Iowa just cut taxes yet again, will Minnesota legislators follow suit?
Up until January 2021, Iowa’s corporate tax rate was significantly higher than that of Minnesota –– 12 percent compared to 9.8 percent. However, in 2018, Iowa passed a law that significantly reduced its corporate tax rate, bringing it down to 9.8 percent — the same rate as Minnesota. In the same year, Iowa also passed a bill that would cut its top individual income tax rate — which was already lower than that of Minnesota — from 8.53 percent to 6.5 percent beginning in 2023.
It turns out, this was just the beginning of Iowa’s tax reform. Iowa’s governor signed a new law that will gradually lower the top income rate until Iowa has a flat income tax rate of 3.9 percent starting in 2026.
Gov. Kim Reynolds signed a major realignment of Iowa’s tax system into law Tuesday, achieving one of her top legislative priorities in time for a national speech introducing herself to a conservative audience.
Over the next few years, the law will lower Iowa’s top income tax rate until all Iowans pay a 3.9% flat tax starting in 2026. Along the way, the measure will eliminate the state’s progressive income tax system, in which wealthier Iowans pay higher rates than lower-income Iowans, and place Iowa among 10 other states with some form of flat income tax.
It’s the third major tax cut Reynolds, a Republican, has signed into law as governor, following previous reductions in 2018 and 2021.
“Even after significant tax cuts and historic investments last year we were still over-collecting on Iowans,” she said. “There’s never been a better time in Iowa for bold, sustainable tax reform.

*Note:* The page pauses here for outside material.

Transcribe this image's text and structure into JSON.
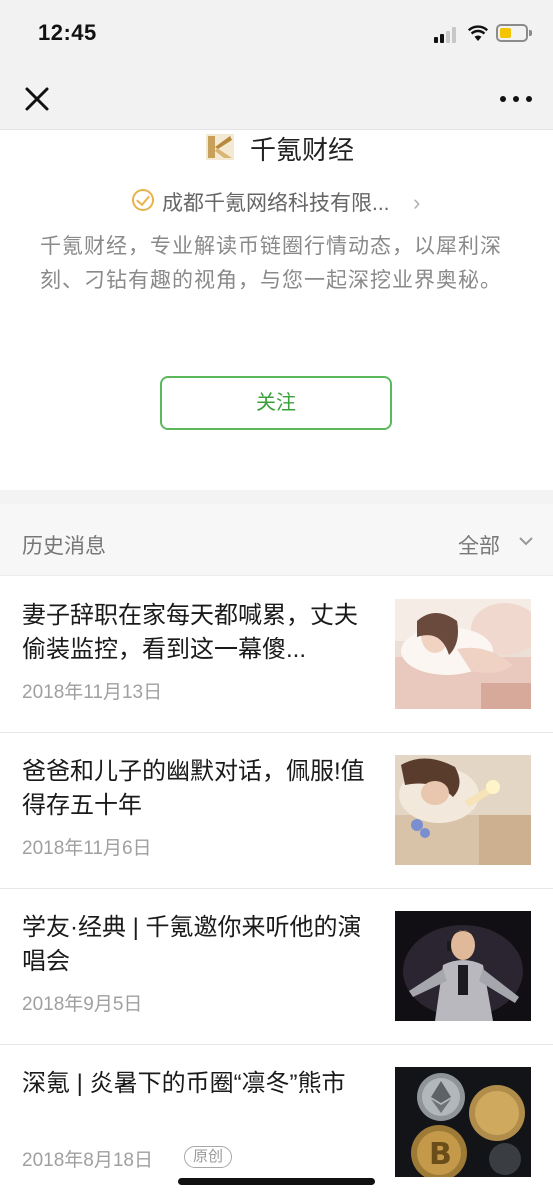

And that’s exactly what today’s bill represents.”
Relatively speaking, while taxes for Iowa and Minnesota were comparable before this reform, low-earning Minnesotans paid higher effective rates compared to low-earning Iowans. Using 2021 income tax brackets, for example, effective income tax rates for individual tax filers making $30,000 and $50,000 were higher in Minnesota than in Iowa. Although for higher incomes, the tax rates were similar.
A 3.9 percent flat income tax rate means that both high and low-income Iowans will face significantly lower tax burdens compared to Minnesotans.
Effective tax rates for a single filer by the level of income
Furthermore, assuming no changes with other states, Iowa’s adoption of a flat tax rate of 3.9 percent means that the next highest top income rate after Minnesota will be Wisconsin’s 7.65 percent. Wisconsin’s top rate is, however, nearly 30 percent lower than Minnesota’s top rate. This means that without tax reform, Minnesota will be its own island of high taxes.
In order for Minnesota to compete, legislators should cut taxes
As American Experiment noted in its 2020 Economy report, Minnesota lags other states in important economic measures like GDP growth, business formation, and job creation. One of the two main reasons for this is our punitive tax system.
Minnesota needs to compete not only with other states, but other countries for labor and capital. Our high taxes make it difficult for our state to attract investment and high-skilled labor into the economy.
And given that numerous other states besides Iowa have undertaken measures to cut taxes during the pandemic, Minnesota’s tax system will be emerging out of the pandemic even more burdensome than before. That is when compared to most states.
Legislators should take the historic budget surplus as an opportunity to reduce taxes so that Minnesota can catch up with other states. Otherwise, this trend with our economy’s lackluster performance will potentially only get worse.